It hit me a few months ago, while I was planning a trip to Peru, that much of my research is wasted after I return home. I’m a freelance travel writer, so my trips usually translate into magazine articles or guidebooks. But since 2004, when I was diagnosed with celiac disease, I’ve devoted entire days to figuring out how to follow a gluten-free diet while on the road.

The first trips I took after my diagnosis saw me lugging an embarrassing number of gluten-free protein bars abroad. I assumed that I’d never be able to communicate my dietary needs or ask the right questions about unfamiliar dishes (it’s hard enough in English – how could I do it in Hungarian?). While I still pack some celiac-safe snacks, I’ve found resources that take the worry out of travel (well, dietary worries, anyway), and allow me to savor a destination.

Since my diagnosis, I’ve visited Peru, Easter Island, Chile, the Czech Republic, Hungary, Switzerland, and Spain. I travel to Canada on a regular basis, and I’m often on the road in the US as well. I want to let others with celiac disease or gluten intolerance know about the discoveries – restaurants, shops, products, hotels, tour operators – that have made traveling a pleasure (or, occasionally, a pain). I’ve been writing guidebooks for a decade, and I know that the best ones are like trusted travel companions with an insider knowledge of local secrets. I’ve got plenty of secrets to share.

There are many wonderful websites that help people adjust to – and enjoy – a gluten-free diet. Some feature recipes and luscious photos featuring the results. You’re not going to find that here (unless I can convince some of my friends to share the secrets behind the fantastic gluten-free treats they’ve made for me). Instead, you’ll find information that every gluten-adverse globetrotter should have.

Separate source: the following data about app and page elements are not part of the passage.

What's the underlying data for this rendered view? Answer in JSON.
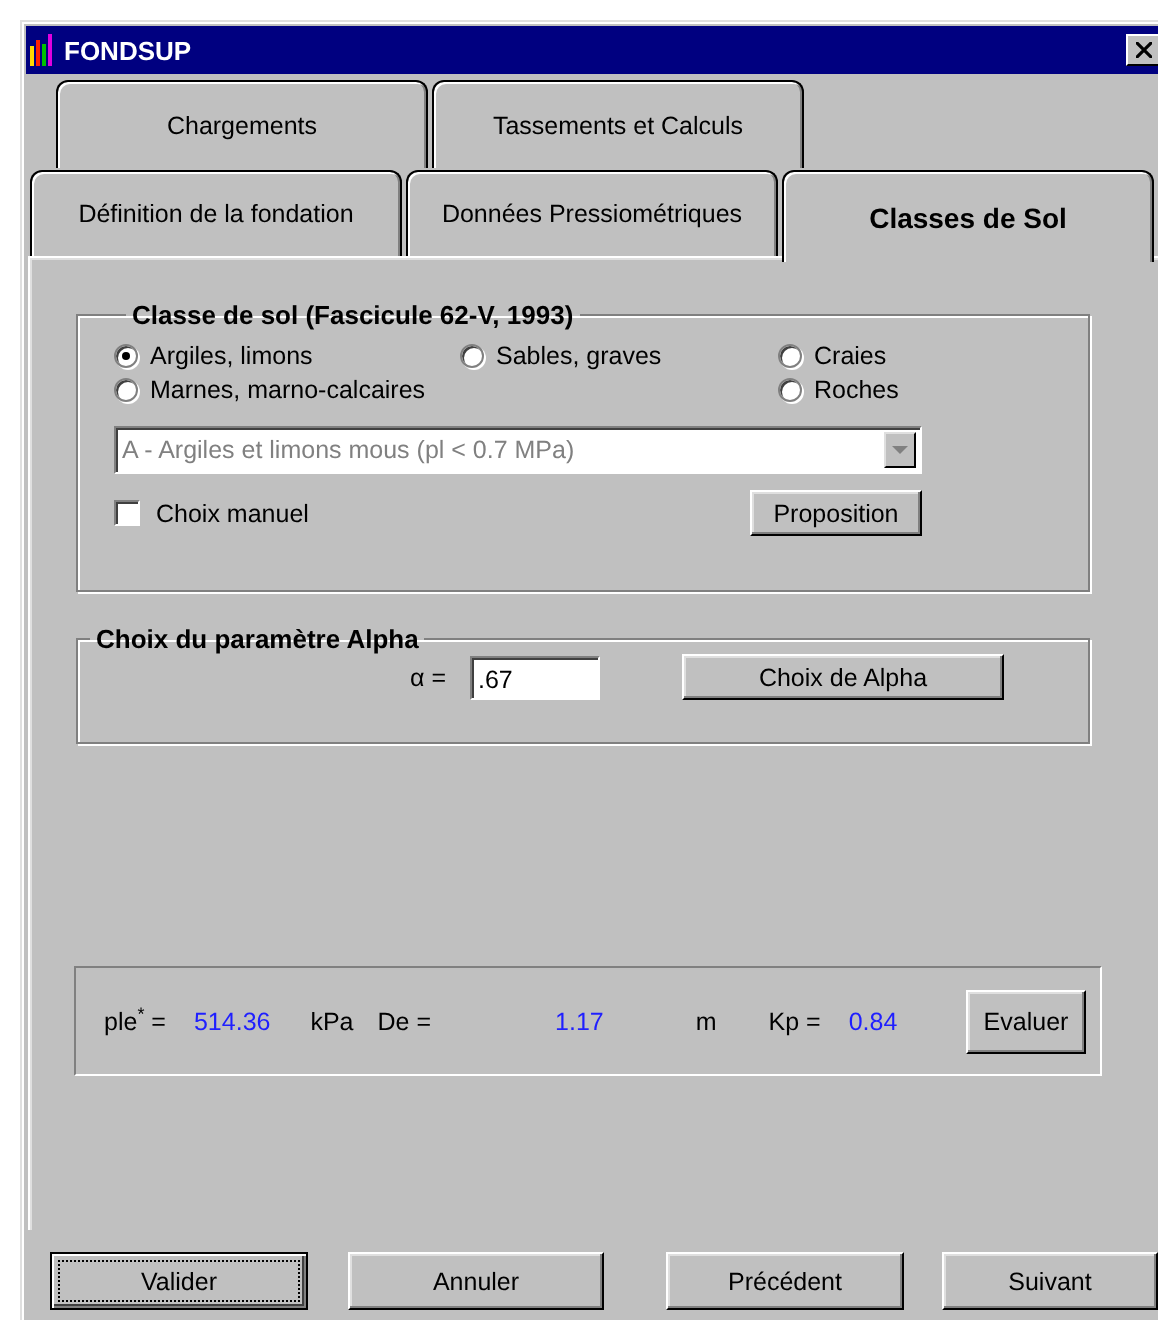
{
  "window": {
    "title": "FONDSUP"
  },
  "tab_rows": [
    [
      {
        "label": "Chargements",
        "selected": false
      },
      {
        "label": "Tassements et Calculs",
        "selected": false
      }
    ],
    [
      {
        "label": "Définition de la fondation",
        "selected": false
      },
      {
        "label": "Données Pressiométriques",
        "selected": false
      },
      {
        "label": "Classes de Sol",
        "selected": true
      }
    ]
  ],
  "soil_class": {
    "title": "Classe de sol (Fascicule 62-V, 1993)",
    "option_rows": [
      [
        {
          "label": "Argiles, limons",
          "selected": true
        },
        {
          "label": "Sables, graves",
          "selected": false
        },
        {
          "label": "Craies",
          "selected": false
        }
      ],
      [
        {
          "label": "Marnes, marno-calcaires",
          "selected": false
        },
        {
          "label": "Roches",
          "selected": false
        }
      ]
    ],
    "dropdown": {
      "value": "A - Argiles et limons mous (pl < 0.7 MPa)",
      "disabled": true
    },
    "manual_choice": {
      "label": "Choix manuel",
      "checked": false
    },
    "proposal_button": "Proposition"
  },
  "alpha": {
    "title": "Choix du paramètre Alpha",
    "label": "α =",
    "value": ".67",
    "button": "Choix de Alpha"
  },
  "results": {
    "items": [
      {
        "label": "ple$^{*}$ =",
        "value": "514.36",
        "unit": "kPa"
      },
      {
        "label": "De =",
        "value": "1.17",
        "unit": "m"
      },
      {
        "label": "Kp =",
        "value": "0.84"
      }
    ],
    "button": "Evaluer"
  },
  "buttons": [
    {
      "label": "Valider",
      "focused": true
    },
    {
      "label": "Annuler",
      "focused": false
    },
    {
      "label": "Précédent",
      "focused": false
    },
    {
      "label": "Suivant",
      "focused": false
    }
  ]
}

I want to hear about the places you’ve discovered, too. You can reach me at glutenfreeguidebook [at] gmail [dot] com.